→ **Exercise**
Could you print out every entry, character for character?

→ **Information provided**

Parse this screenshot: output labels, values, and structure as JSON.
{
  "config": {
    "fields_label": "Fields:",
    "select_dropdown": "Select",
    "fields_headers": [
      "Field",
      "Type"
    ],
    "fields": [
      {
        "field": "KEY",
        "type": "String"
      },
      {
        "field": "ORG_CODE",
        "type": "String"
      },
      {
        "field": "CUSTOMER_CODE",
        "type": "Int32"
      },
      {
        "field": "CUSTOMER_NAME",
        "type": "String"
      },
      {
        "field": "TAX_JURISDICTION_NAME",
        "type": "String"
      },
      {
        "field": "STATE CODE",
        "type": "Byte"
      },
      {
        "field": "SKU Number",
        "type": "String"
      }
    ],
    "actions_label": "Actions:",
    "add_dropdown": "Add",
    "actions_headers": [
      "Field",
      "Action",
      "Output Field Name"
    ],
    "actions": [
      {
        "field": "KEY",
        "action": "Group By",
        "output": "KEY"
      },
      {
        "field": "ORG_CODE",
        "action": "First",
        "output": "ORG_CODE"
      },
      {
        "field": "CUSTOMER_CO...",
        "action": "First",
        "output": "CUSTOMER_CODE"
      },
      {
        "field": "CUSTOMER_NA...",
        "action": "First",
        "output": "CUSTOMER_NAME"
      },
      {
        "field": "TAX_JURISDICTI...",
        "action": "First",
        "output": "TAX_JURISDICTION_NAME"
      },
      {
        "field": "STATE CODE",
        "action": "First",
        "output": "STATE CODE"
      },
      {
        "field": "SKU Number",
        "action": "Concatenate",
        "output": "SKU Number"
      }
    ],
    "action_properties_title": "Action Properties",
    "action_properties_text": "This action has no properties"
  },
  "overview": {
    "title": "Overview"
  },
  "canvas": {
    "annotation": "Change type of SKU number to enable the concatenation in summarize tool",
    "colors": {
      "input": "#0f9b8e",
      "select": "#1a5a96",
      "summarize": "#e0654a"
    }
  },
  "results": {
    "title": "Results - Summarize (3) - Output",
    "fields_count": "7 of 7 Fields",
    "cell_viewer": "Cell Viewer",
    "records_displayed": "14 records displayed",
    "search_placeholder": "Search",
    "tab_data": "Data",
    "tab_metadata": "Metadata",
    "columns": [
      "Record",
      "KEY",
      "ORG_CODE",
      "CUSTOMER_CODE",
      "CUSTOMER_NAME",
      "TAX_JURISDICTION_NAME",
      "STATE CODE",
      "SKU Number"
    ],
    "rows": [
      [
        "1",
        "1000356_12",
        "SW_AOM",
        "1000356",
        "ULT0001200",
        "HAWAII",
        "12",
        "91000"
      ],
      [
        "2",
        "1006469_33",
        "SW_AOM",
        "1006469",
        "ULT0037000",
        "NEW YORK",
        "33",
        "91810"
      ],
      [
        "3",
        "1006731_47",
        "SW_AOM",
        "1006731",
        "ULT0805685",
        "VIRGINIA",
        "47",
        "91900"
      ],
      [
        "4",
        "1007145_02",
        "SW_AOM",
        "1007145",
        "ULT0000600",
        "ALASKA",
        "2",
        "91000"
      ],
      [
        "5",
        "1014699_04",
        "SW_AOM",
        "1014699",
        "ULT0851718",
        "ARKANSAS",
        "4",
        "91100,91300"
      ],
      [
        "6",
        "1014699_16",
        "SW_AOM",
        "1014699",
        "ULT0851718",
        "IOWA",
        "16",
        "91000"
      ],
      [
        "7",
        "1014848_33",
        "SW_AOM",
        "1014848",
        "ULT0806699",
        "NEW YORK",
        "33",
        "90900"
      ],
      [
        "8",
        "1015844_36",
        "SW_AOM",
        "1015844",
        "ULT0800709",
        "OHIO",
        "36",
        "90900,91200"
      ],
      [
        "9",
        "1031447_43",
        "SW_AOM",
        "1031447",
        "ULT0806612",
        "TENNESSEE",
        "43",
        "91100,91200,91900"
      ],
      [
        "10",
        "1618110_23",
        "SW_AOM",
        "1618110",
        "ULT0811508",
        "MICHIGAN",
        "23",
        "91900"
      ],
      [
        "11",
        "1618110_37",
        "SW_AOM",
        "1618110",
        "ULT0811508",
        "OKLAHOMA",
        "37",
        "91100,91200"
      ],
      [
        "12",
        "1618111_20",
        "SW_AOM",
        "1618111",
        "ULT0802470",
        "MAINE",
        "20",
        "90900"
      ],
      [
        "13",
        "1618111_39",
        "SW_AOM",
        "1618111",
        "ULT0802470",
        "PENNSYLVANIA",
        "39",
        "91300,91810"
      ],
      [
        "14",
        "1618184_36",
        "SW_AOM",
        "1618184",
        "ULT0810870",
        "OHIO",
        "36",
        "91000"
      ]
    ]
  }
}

→ **Problem solution**
Parse this screenshot: output labels, values, and structure as JSON.
{
  "config": {
    "fields_label": "Fields:",
    "select_dropdown": "Select",
    "fields_headers": [
      "Field",
      "Type"
    ],
    "fields": [
      {
        "field": "KEY",
        "type": "String"
      },
      {
        "field": "ORG_CODE",
        "type": "String"
      },
      {
        "field": "CUSTOMER_CODE",
        "type": "Int32"
      },
      {
        "field": "CUSTOMER_NAME",
        "type": "String"
      },
      {
        "field": "TAX_JURISDICTION_NAME",
        "type": "String"
      },
      {
        "field": "STATE CODE",
        "type": "Byte"
      },
      {
        "field": "SKU Number",
        "type": "String"
      }
    ],
    "actions_label": "Actions:",
    "add_dropdown": "Add",
    "actions_headers": [
      "Field",
      "Action",
      "Output Field Name"
    ],
    "actions": [
      {
        "field": "KEY",
        "action": "Group By",
        "output": "KEY"
      },
      {
        "field": "ORG_CODE",
        "action": "First",
        "output": "ORG_CODE"
      },
      {
        "field": "CUSTOMER_CO...",
        "action": "First",
        "output": "CUSTOMER_CODE"
      },
      {
        "field": "CUSTOMER_NA...",
        "action": "First",
        "output": "CUSTOMER_NAME"
      },
      {
        "field": "TAX_JURISDICTI...",
        "action": "First",
        "output": "TAX_JURISDICTION_NAME"
      },
      {
        "field": "STATE CODE",
        "action": "First",
        "output": "STATE CODE"
      },
      {
        "field": "SKU Number",
        "action": "Concatenate",
        "output": "SKU Number"
      }
    ],
    "action_properties_title": "Action Properties",
    "action_properties_text": "This action has no properties"
  },
  "overview": {
    "title": "Overview"
  },
  "canvas": {
    "annotation": "Change type of SKU number to enable the concatenation in summarize tool",
    "colors": {
      "input": "#0f9b8e",
      "select": "#1a5a96",
      "summarize": "#e0654a"
    }
  },
  "results": {
    "title": "Results - Summarize (3) - Output",
    "fields_count": "7 of 7 Fields",
    "cell_viewer": "Cell Viewer",
    "records_displayed": "14 records displayed",
    "search_placeholder": "Search",
    "tab_data": "Data",
    "tab_metadata": "Metadata",
    "columns": [
      "Record",
      "KEY",
      "ORG_CODE",
      "CUSTOMER_CODE",
      "CUSTOMER_NAME",
      "TAX_JURISDICTION_NAME",
      "STATE CODE",
      "SKU Number"
    ],
    "rows": [
      [
        "1",
        "1000356_12",
        "SW_AOM",
        "1000356",
        "ULT0001200",
        "HAWAII",
        "12",
        "91000"
      ],
      [
        "2",
        "1006469_33",
        "SW_AOM",
        "1006469",
        "ULT0037000",
        "NEW YORK",
        "33",
        "91810"
      ],
      [
        "3",
        "1006731_47",
        "SW_AOM",
        "1006731",
        "ULT0805685",
        "VIRGINIA",
        "47",
        "91900"
      ],
      [
        "4",
        "1007145_02",
        "SW_AOM",
        "1007145",
        "ULT0000600",
        "ALASKA",
        "2",
        "91000"
      ],
      [
        "5",
        "1014699_04",
        "SW_AOM",
        "1014699",
        "ULT0851718",
        "ARKANSAS",
        "4",
        "91100,91300"
      ],
      [
        "6",
        "1014699_16",
        "SW_AOM",
        "1014699",
        "ULT0851718",
        "IOWA",
        "16",
        "91000"
      ],
      [
        "7",
        "1014848_33",
        "SW_AOM",
        "1014848",
        "ULT0806699",
        "NEW YORK",
        "33",
        "90900"
      ],
      [
        "8",
        "1015844_36",
        "SW_AOM",
        "1015844",
        "ULT0800709",
        "OHIO",
        "36",
        "90900,91200"
      ],
      [
        "9",
        "1031447_43",
        "SW_AOM",
        "1031447",
        "ULT0806612",
        "TENNESSEE",
        "43",
        "91100,91200,91900"
      ],
      [
        "10",
        "1618110_23",
        "SW_AOM",
        "1618110",
        "ULT0811508",
        "MICHIGAN",
        "23",
        "91900"
      ],
      [
        "11",
        "1618110_37",
        "SW_AOM",
        "1618110",
        "ULT0811508",
        "OKLAHOMA",
        "37",
        "91100,91200"
      ],
      [
        "12",
        "1618111_20",
        "SW_AOM",
        "1618111",
        "ULT0802470",
        "MAINE",
        "20",
        "90900"
      ],
      [
        "13",
        "1618111_39",
        "SW_AOM",
        "1618111",
        "ULT0802470",
        "PENNSYLVANIA",
        "39",
        "91300,91810"
      ],
      [
        "14",
        "1618184_36",
        "SW_AOM",
        "1618184",
        "ULT0810870",
        "OHIO",
        "36",
        "91000"
      ]
    ]
  }
}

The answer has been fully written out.